In announcing his withdrawal from the runoff, Tsvangirai said Sunday that harassment and violence against his supporters had made the balloting impossible. The government has said the vote will go ahead.

Roy Bennett, who is treasurer of Tsvangirai's party, told The Associated Press in Johannesburg, South Africa that the party was not turning its back completely on elections.

He called on the Southern African Development Community and the African Union to launch negotiations aimed at bringing members of the opposition and moderate members of Mugabe's ZANU-PF party together in a transitional authority that would create conditions for free and fair presidential voting.

"We honestly believe that we will move forward to a new round" of elections, Bennett said.

He said Mugabe would not be welcome on the transitional authority or in a future government.

"He's ruled for 28 years. It's time he passed the baton on to someone else," Bennett said. "Even in a transitional government we don't see any role for him at all."

The issue of Mugabe's role is believed to have derailed previous attempts to resolve the crisis by creating a coalition government. But Bennett said ZANU-PF would have to yield now in the face of growing international pressure.

ZANU-PF, he said, risked being "totally isolated and totally rejected by the African countries as well as the world at large."
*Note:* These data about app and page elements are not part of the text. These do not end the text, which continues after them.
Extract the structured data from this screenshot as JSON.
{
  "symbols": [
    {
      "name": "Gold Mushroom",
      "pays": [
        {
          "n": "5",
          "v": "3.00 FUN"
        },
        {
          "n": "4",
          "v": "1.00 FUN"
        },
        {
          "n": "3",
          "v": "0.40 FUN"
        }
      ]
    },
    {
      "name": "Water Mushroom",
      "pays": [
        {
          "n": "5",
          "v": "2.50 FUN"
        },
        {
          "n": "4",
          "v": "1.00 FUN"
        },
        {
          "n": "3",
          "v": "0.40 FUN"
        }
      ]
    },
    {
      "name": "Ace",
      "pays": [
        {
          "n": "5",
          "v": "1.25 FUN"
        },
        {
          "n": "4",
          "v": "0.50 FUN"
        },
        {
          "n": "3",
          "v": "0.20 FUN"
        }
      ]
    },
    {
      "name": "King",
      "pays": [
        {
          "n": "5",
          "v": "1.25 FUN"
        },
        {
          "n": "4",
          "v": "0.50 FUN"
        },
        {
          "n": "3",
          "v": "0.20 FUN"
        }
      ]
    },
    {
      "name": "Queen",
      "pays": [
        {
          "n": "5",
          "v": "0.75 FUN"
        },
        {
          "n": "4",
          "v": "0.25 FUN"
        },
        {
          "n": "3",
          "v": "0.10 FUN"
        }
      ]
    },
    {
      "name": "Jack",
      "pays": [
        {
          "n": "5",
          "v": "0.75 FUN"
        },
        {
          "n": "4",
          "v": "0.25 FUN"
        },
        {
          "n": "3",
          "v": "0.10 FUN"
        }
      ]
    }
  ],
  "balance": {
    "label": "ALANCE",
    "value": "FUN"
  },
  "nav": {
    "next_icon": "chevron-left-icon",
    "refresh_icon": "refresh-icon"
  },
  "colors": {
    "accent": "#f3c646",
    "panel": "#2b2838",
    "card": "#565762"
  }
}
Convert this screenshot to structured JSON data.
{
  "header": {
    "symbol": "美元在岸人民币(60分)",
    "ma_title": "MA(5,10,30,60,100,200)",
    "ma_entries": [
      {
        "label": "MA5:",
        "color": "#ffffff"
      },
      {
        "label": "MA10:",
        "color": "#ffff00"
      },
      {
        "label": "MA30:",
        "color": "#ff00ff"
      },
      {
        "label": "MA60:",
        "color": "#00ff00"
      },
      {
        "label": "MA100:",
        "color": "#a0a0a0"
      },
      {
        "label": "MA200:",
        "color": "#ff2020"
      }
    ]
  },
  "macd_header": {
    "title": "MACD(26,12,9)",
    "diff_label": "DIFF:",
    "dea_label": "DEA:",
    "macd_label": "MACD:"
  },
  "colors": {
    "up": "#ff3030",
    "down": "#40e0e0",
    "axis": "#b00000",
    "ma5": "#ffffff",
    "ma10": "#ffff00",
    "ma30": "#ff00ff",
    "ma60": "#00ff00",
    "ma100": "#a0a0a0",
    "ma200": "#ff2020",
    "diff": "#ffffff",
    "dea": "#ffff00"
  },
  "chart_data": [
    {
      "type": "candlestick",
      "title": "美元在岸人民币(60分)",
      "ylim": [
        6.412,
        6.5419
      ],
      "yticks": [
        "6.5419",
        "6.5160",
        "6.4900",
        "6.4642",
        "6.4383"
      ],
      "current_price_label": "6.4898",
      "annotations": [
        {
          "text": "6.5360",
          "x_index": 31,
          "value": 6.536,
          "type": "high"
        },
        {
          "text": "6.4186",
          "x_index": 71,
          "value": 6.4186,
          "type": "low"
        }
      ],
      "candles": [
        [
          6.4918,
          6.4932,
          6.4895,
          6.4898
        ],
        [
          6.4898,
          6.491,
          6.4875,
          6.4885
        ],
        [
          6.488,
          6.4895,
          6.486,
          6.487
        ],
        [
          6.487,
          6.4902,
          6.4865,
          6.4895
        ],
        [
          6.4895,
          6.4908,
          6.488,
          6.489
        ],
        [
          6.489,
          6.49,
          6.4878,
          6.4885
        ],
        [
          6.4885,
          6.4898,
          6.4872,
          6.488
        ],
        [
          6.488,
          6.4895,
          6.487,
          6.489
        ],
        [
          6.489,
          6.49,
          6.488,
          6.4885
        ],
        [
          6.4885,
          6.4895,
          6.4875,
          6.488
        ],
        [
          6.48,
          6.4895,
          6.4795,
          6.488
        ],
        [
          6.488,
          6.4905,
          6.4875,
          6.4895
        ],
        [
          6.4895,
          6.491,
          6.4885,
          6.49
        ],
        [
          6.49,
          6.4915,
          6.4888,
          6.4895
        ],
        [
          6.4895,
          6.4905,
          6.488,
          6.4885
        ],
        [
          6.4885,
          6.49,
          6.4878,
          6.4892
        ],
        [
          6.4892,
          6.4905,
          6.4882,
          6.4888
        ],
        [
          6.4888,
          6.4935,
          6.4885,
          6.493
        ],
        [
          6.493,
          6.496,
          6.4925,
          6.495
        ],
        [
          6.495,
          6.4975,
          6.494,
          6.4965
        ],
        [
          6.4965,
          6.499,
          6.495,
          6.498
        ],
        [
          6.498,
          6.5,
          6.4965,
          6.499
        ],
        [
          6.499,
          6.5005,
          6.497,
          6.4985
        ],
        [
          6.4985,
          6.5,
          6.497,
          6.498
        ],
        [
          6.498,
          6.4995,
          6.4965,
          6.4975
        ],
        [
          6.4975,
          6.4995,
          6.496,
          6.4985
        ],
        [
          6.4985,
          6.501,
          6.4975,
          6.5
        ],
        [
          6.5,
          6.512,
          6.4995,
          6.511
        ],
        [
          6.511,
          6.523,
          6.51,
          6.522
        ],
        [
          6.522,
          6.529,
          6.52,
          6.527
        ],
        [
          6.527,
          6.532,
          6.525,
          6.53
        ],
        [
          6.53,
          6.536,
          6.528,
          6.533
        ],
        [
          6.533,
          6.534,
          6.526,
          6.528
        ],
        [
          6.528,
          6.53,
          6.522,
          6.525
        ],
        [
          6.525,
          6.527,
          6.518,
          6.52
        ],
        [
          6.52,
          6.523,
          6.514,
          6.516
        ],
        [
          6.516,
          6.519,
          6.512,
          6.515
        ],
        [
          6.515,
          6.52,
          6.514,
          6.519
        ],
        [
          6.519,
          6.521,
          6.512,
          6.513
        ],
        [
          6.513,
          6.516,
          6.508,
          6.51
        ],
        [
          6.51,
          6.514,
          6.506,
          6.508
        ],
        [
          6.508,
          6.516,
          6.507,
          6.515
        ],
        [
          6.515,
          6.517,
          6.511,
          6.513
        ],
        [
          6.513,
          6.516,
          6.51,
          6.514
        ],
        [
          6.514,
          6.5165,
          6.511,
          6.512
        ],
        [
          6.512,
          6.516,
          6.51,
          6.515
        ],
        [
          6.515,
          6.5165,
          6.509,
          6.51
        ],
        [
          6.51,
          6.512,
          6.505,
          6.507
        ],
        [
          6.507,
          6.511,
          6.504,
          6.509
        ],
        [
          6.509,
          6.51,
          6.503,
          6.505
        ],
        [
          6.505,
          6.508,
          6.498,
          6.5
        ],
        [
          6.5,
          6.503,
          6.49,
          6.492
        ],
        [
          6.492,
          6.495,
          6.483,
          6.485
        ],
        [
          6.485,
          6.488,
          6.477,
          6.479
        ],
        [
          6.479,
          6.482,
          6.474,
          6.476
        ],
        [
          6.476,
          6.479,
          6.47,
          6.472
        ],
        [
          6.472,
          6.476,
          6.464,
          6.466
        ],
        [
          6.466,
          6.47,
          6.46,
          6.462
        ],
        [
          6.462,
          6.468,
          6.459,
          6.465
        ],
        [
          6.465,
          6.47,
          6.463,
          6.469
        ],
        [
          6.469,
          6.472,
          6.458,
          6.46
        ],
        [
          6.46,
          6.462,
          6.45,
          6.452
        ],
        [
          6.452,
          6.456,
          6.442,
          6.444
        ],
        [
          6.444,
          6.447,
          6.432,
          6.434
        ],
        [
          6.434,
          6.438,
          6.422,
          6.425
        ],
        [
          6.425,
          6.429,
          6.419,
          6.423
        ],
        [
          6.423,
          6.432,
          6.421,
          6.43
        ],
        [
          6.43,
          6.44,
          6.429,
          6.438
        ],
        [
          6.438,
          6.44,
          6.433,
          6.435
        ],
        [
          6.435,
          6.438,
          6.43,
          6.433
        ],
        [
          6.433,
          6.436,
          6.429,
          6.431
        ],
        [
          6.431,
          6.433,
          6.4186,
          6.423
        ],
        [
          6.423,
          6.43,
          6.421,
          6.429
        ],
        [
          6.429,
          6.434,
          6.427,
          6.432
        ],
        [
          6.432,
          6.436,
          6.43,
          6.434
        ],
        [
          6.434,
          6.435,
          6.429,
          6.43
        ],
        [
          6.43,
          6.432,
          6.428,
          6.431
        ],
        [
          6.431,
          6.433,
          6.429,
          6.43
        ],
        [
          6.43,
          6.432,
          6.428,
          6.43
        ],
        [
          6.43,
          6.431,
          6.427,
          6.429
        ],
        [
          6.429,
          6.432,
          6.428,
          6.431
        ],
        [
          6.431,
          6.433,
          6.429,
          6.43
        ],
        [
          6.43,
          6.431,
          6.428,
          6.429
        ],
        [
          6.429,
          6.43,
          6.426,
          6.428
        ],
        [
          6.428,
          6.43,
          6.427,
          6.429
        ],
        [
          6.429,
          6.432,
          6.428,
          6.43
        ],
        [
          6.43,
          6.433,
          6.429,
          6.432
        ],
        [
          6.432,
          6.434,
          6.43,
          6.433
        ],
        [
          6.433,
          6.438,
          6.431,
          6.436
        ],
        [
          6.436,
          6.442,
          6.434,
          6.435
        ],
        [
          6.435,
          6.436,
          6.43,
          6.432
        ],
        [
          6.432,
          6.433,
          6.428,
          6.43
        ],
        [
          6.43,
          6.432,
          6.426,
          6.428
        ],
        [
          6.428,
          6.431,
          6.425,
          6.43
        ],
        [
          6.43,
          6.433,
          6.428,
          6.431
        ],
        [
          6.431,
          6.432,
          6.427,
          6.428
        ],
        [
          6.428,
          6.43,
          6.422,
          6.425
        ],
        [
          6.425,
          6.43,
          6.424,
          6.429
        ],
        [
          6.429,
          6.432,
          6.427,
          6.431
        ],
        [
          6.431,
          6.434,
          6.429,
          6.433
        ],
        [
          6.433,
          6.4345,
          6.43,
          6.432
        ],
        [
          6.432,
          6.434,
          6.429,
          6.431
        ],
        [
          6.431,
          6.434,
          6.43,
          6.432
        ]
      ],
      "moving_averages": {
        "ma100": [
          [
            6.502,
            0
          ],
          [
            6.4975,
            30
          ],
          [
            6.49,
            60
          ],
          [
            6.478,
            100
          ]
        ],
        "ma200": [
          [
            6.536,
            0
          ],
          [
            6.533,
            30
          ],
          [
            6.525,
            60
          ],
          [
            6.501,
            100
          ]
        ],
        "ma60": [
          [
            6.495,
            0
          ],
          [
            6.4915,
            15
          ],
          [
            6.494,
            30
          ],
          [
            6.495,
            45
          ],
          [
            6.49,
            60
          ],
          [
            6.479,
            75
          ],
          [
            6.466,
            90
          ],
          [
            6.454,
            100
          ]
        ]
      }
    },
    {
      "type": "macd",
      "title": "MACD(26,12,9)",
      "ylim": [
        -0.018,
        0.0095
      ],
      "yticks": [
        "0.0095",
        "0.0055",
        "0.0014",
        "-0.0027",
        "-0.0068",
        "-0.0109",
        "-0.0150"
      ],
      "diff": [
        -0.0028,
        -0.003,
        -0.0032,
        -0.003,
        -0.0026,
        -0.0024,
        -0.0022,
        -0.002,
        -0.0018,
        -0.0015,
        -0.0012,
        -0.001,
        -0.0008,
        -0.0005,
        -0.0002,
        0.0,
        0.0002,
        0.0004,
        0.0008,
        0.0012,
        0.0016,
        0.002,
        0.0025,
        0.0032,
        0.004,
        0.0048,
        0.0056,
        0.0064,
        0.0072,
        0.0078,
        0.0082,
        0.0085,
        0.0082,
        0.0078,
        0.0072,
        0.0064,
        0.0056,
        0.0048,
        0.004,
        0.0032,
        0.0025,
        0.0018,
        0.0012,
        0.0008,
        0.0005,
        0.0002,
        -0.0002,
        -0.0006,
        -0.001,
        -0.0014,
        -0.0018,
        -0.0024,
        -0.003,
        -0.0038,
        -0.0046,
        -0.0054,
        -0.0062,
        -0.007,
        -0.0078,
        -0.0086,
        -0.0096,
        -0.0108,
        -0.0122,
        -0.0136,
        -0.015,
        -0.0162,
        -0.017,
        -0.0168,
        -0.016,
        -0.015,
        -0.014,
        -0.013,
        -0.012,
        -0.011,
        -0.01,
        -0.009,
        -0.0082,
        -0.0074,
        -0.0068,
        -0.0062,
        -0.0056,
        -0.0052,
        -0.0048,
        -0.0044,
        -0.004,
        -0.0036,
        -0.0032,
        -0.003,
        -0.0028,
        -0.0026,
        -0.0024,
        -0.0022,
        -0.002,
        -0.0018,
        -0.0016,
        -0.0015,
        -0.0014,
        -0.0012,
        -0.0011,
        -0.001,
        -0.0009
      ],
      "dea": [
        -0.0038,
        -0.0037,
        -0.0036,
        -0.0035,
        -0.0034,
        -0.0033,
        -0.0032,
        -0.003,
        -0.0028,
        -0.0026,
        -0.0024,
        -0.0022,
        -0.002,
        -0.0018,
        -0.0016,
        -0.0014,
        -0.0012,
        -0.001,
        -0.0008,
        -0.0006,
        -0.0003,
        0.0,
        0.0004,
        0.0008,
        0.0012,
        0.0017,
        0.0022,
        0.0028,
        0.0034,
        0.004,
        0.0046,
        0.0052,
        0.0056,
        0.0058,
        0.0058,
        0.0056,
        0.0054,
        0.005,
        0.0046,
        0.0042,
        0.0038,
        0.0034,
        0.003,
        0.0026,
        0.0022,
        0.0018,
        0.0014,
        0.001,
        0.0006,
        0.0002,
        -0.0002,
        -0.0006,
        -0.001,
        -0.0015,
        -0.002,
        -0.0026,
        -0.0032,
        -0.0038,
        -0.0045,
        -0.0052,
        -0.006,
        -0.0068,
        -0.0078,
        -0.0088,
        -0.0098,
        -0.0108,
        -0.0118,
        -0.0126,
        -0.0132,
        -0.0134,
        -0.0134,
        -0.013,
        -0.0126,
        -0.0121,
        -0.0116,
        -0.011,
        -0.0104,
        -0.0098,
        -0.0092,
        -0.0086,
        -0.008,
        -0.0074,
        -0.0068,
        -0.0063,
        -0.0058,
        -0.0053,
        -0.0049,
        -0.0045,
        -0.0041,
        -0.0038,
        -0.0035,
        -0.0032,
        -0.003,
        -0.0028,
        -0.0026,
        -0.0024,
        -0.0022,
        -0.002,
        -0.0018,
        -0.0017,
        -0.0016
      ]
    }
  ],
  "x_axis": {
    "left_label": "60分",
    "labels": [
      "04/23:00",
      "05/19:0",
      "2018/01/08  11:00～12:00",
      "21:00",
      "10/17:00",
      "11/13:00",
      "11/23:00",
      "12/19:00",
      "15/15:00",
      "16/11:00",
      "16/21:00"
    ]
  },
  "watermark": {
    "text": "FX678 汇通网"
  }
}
Mugabe was lauded early in his rule for campaigning for racial reconciliation. But in recent years, he has been accused of ruining the economy and holding onto power through fraud and intimidation.

People are going hungry in what was once the region's breadbasket, with the world's highest inflation rate putting staples out of reach.

The economic slide has been blamed on the collapse of the key agriculture sector after often-violent seizures of farmland from whites. Mugabe claimed he ordered the seizures, begun in 2002, to benefit poor blacks. But many of the farms instead went to his loyalists.